Engineering is not about a choice of experience versus computing abilities. Engineering, successful engineering, is about combining experience with the ability to use modern tools. Modern computer applications do not replace understanding the basics of pressure, temperature, and composition, and applying them. Modern computer tools add power to the engineers understanding of the basics. But the basics must be understood first of all. This applies equally to process design, equipment design, troubleshooting, operations, and control.
University engineering education has specific purposes. Teaching engineers useful things is only one of the universitys objectives. The newly graduated engineer is capable of programming in multiple computer languages, has practice with simulators, and knows where to look up correlations. Is this the same as understanding the fundamentals of a specific plants process or a particular type of equipments operation? No, it is not. First, understanding is separate from knowledge. Knowledge is the factual background that gives the engineer tools. Understanding is the ability to apply these tools. To many this may seem a distinction without a difference. It is not. It is a huge difference.
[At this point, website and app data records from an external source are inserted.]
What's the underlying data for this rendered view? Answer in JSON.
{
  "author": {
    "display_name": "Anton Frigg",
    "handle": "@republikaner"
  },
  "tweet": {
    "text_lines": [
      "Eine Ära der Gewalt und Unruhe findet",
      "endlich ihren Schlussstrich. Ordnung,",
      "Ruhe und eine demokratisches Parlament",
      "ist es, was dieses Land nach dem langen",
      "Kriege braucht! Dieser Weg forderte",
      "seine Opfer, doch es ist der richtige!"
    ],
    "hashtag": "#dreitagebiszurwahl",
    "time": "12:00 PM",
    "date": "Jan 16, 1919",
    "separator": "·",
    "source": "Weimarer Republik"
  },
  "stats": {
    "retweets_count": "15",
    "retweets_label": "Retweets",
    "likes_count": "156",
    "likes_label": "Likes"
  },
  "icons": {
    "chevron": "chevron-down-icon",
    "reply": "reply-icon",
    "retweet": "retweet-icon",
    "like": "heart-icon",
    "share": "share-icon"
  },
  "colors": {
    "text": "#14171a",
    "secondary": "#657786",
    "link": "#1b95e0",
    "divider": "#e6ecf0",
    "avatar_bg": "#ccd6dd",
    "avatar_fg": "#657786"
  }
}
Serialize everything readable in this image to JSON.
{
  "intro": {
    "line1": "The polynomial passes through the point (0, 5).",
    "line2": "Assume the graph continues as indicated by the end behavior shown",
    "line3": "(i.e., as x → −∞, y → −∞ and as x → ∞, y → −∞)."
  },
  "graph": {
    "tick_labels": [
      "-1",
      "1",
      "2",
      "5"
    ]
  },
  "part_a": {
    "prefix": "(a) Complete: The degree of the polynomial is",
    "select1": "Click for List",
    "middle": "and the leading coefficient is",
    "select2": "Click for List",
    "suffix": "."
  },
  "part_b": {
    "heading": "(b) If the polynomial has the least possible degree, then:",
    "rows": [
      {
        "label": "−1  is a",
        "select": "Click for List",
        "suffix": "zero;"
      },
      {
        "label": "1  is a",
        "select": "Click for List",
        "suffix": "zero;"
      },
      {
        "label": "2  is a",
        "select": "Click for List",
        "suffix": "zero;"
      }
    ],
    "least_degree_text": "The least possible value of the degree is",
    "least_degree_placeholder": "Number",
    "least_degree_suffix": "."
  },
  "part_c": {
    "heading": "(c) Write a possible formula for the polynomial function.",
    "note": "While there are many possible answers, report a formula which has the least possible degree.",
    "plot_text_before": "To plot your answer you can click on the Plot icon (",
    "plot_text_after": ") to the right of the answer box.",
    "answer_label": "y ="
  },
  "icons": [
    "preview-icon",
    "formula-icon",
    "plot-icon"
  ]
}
Training is a method of giving help in an organized fashion to speed up the transition from an educated engineer to a useful engineer. Specific industries need targeted training programs put together for their needs. This paper covers elements of what a is needed to construct a technical training program.
Electronic version available in Adobe PDF format file 067.PDF 406k.